Decoupling the effects of food and density on life history plasticity of wild animals using field experiments: Insights from the steward who sits in the shadow of its tail, the North American red squirrel
Dantzer, Ben (2020), Decoupling the effects of food and density on life history plasticity of wild animals using field experiments: Insights from the steward who sits in the shadow of its tail, the North American red squirrel, Dryad, Dataset, https://doi.org/10.5061/dryad.rfj6q5788
Long-term studies of wild animals provide the opportunity to investigate how phenotypic plasticity is used to cope with environmental fluctuations and how the relationships between phenotypes and fitness can be dependent upon the ecological context.
Most previous studies have only investigated life history plasticity in response to changes in temperature yet wild animals often experience multiple environmental fluctuations simultaneously. This requires field experiments to decouple which ecological factor induces plasticity in fitness-relevant traits to better understand their population-level responses to those environmental fluctuations.
For the past 32 years, we have conducted a long-term integrative study of individually marked North American red squirrels (Tamiasciurus hudsonicus Erxleben) in the Yukon, Canada. We have used multi-year field experiments to examine the physiological and life history responses of individual red squirrels to fluctuations in food abundance and conspecific density.
Our long-term observational study and field experiments show that squirrels can anticipate increases in food availability and density, thereby decoupling the usual pattern where animals respond to, rather than anticipate, an ecological change.
As in many other study systems, ecological factors that can induce plasticity (such as food and density) co-vary. However, our field experiments that manipulate food availability and social cues of density (frequency of territorial vocalizations) indicate that increases in social (acoustic) cues of density in the absence of additional food can induce similar life history plasticity, as does experimental food supplementation.
Changes in the levels of metabolic hormones (glucocorticoids) in response to variation in food and density are one mechanism that seems to induce this adaptive life history plasticity.
Although we have not yet investigated the energetic response of squirrels to elevated density or its association with life history plasticity, energetics research in red squirrels has overturned several standard pillars of knowledge in physiological ecology.

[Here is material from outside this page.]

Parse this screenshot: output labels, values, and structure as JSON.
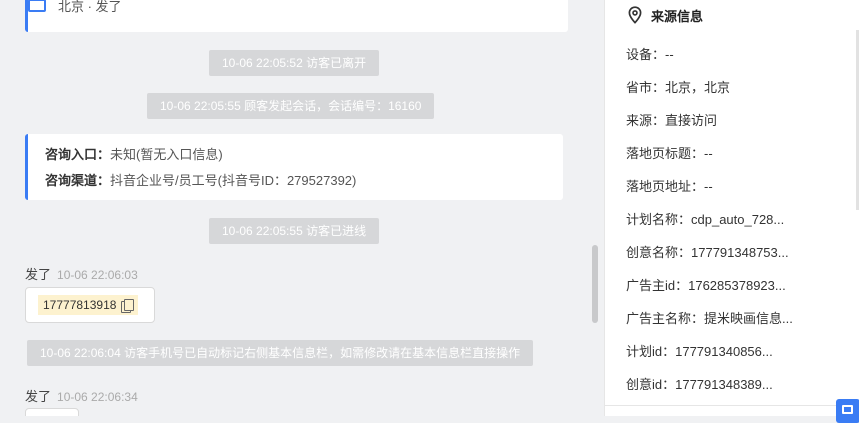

We show how a tractable model species combined with integrative studies can reveal how animals cope with resource fluctuations through life history plasticity.
Data can be used to generate Figures 1, 2, and 4.